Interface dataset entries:
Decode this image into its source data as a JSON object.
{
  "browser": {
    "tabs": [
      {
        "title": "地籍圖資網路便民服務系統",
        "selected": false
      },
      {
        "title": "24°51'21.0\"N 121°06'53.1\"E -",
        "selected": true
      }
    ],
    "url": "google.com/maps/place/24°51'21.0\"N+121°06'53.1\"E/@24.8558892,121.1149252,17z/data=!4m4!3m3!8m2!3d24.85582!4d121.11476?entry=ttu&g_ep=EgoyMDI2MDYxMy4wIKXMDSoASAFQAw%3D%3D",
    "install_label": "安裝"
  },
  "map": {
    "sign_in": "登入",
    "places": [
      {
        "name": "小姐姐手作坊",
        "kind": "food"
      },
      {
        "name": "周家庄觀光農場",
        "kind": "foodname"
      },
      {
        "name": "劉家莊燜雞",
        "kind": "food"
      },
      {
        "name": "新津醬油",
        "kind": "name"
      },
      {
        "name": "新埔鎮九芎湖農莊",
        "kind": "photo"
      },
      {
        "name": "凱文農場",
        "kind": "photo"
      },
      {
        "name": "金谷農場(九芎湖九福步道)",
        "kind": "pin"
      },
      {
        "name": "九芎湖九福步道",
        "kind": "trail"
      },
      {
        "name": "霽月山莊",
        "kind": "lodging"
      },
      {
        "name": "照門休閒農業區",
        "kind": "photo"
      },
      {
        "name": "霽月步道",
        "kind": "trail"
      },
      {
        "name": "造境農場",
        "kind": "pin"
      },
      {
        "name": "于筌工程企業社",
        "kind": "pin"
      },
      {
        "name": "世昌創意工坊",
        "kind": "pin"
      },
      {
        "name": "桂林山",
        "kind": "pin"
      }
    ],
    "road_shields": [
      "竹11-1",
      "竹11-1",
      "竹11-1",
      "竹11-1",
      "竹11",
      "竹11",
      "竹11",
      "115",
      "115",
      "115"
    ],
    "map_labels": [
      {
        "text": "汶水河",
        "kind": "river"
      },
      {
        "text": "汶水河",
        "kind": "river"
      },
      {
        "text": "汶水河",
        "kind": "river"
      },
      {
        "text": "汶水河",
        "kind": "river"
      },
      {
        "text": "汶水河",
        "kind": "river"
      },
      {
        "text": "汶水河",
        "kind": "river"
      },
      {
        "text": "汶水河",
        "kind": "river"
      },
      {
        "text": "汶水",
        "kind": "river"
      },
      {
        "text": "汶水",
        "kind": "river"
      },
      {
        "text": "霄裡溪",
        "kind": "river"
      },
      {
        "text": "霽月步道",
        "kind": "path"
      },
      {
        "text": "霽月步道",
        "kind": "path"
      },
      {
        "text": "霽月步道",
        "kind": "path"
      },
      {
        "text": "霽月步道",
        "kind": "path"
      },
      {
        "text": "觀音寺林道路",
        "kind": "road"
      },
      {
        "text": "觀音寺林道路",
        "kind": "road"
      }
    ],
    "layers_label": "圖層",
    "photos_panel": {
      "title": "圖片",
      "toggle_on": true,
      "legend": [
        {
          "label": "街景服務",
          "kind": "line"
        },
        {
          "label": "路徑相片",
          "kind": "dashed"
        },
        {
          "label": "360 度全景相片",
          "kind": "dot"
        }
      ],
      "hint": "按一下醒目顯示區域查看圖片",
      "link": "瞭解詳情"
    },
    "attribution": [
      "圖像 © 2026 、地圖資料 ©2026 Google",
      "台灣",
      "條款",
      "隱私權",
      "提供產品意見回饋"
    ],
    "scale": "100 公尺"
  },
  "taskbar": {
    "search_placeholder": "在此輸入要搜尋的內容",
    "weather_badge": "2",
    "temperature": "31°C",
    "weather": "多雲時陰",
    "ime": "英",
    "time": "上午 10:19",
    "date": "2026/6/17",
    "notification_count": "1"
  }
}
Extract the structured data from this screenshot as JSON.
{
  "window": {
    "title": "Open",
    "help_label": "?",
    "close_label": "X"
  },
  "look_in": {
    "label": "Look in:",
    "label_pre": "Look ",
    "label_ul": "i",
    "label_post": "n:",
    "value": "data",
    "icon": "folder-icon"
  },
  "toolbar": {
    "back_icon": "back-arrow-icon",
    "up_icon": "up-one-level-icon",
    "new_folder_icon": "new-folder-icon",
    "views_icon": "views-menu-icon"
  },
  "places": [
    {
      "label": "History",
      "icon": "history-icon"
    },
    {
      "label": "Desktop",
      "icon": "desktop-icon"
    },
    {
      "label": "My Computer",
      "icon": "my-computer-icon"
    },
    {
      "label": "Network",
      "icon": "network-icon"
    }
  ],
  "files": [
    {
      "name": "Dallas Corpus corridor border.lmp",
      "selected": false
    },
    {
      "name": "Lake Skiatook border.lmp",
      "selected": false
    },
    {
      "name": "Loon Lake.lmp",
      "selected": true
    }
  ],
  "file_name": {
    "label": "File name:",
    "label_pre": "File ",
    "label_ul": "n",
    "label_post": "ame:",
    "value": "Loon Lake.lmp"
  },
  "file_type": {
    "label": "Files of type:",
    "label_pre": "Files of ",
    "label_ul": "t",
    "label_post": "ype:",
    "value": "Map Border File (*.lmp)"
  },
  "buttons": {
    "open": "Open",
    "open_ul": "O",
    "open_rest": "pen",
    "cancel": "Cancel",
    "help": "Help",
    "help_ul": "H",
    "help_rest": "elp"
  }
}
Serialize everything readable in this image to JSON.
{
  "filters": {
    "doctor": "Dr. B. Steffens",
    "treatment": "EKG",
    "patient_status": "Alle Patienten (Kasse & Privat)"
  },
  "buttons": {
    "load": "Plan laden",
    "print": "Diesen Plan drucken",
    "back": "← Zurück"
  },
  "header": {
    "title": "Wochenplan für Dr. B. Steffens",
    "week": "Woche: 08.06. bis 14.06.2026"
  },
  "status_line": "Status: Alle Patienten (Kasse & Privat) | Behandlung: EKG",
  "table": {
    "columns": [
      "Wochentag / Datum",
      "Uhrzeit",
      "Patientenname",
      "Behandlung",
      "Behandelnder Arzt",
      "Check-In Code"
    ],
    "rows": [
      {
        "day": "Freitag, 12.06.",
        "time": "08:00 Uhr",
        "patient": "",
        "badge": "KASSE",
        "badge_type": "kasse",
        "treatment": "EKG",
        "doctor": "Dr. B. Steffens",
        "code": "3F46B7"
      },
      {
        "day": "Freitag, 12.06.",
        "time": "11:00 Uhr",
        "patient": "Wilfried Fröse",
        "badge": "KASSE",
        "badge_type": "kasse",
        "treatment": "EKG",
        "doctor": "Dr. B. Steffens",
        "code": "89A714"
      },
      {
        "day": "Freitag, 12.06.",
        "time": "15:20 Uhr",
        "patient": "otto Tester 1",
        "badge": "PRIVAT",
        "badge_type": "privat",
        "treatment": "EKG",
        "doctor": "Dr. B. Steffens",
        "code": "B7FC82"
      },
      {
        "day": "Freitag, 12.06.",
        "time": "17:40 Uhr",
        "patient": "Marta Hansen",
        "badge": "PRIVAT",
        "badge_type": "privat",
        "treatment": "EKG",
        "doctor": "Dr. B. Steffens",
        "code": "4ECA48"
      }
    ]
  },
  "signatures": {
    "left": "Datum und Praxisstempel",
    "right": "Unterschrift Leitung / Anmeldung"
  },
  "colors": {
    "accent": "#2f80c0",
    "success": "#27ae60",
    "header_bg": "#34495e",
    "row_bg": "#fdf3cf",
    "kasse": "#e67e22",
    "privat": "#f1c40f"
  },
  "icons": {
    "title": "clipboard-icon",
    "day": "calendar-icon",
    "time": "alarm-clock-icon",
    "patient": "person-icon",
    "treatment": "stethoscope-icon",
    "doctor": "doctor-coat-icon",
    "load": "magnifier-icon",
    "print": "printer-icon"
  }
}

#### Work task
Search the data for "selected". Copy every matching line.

#### Response
        "selected": false
        "selected": true
      "selected": false
      "selected": false
      "selected": true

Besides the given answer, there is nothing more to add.